Buffett extols the virtue of reinvestment, highlighting how reinvested dividends fuel the compounding effect, growing an investor’s stake in the company.
- Quality Over Quantity:
Buffett advocates for selecting companies with a consistent track record of paying dividends. This consistency is often found in established firms with stable earnings.
- Look Beyond Yield:
Investing in a company with high yields can be tempting, but it’s crucial to consider the sustainability of their dividend payments. I recall a time when a tempting high-yield stock caught my eye, but a deeper analysis revealed it to be a red flag for financial instability.
- Diversify Your Holdings:
Diversify across sectors to mitigate risk. Berkshire Hathaway‘s portfolio spans across various sectors, allowing for a hedge against sector-specific downturns.
- Understand Tax Implications:
Dividends are subject to taxation, and the specifics can greatly affect your net income. It’s critical to understand how this affects your portfolio’s returns.
By observing the practices of successful investors and companies, we can curate a dividend portfolio aimed at both income and growth. Adopting these principles, our investment journey can mirror the discipline required to build wealth through dividends.
The Future of Dividend Investing
The landscape of dividend investing is evolving with the times. As we look to the future, certain macroeconomic trends play a significant role in shaping our investing strategies.
We’ve seen that market volatility and low-interest rates have made dividend stocks particularly attractive. These stocks can provide a steady income stream, which can be comforting in uncertain economic times.
However, it’s crucial to stay aware of economic indicators as they can influence the health of dividend payouts. Looking ahead, we might be cautious but optimistic, diversifying our portfolios to weather potential storms.
- Interest Rate Projections: If interest rates rise, traditional income investments like bonds could become more appealing, potentially luring investors away from dividend stocks.
- Economic Health: The strength of the economy impacts corporate profits and, subsequently, the ability of companies to maintain or increase dividends.
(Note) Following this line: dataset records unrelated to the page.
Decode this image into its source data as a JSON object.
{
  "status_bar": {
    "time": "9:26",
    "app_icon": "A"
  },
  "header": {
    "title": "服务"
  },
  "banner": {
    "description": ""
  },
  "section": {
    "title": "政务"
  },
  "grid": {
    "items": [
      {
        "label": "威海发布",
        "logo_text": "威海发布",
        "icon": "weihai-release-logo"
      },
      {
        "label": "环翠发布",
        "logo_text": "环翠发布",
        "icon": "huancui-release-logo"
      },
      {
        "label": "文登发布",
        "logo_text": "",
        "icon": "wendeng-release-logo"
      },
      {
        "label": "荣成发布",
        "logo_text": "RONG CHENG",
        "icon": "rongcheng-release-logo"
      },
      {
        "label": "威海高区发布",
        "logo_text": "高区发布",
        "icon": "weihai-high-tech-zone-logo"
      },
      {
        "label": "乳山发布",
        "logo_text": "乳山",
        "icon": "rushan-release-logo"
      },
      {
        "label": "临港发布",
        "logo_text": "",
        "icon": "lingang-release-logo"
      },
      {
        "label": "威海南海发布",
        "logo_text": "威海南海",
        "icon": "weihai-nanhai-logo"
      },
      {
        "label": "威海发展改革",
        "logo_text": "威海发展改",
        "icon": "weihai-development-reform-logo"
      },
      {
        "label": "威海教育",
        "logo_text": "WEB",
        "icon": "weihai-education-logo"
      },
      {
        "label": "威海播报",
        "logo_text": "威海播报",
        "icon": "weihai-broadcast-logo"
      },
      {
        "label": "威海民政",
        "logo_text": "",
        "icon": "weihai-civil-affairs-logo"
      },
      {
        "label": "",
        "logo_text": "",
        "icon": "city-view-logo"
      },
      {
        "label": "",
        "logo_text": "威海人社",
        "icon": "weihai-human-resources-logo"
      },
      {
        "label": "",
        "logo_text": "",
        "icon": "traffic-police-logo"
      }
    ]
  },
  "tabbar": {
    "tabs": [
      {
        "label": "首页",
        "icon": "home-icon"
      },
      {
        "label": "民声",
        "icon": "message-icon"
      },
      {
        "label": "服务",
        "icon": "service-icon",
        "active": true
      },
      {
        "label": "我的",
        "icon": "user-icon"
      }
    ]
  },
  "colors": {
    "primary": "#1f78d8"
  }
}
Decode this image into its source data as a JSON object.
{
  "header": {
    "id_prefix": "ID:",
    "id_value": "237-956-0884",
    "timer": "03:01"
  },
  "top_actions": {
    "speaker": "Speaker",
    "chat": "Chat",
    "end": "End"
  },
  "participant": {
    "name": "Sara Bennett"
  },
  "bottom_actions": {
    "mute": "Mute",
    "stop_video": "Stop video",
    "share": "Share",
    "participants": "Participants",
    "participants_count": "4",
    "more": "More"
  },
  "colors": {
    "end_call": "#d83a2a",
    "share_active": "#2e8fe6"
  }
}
Technological advancements and shifts in consumer behavior may lead certain sectors to outperform others. Hence, part of our strategy must include identifying those sectors with a propensity for growth and resilience.
In my years of advising, I’ve seen numerous instances where a well-informed pivot in dividend strategy shielded portfolios from market downturns.
Moving forward, our focus should be on companies that have a strong history of dividend growth and sustainability. We prioritize:
- Quality over quantity
- Long-term growth potential
- Management with shareholder interests in mind
In sum, the future of dividend investing requires us to remain vigilant, adaptable, and educated on market movements. By doing so, we position ourselves to take advantage of opportunities that arise and maintain a robust income-generating portfolio.
Dividend Investing for Beginners: Related Reading
- Basics of Dividend Investing
- How to Choose Dividend Stocks for Beginners
- Common Mistakes in Dividend Investing
- Dividend Investing Strategies for Newbies
- Understanding Dividend Yields and Ratios
- The Role of Dividend Reinvestment
- Tax Considerations for New Investors
- Building a Beginner’s Dividend Portfolio
- Evaluating Dividend Stock Risks for Beginners
- Learning from Dividend Investing Success Stories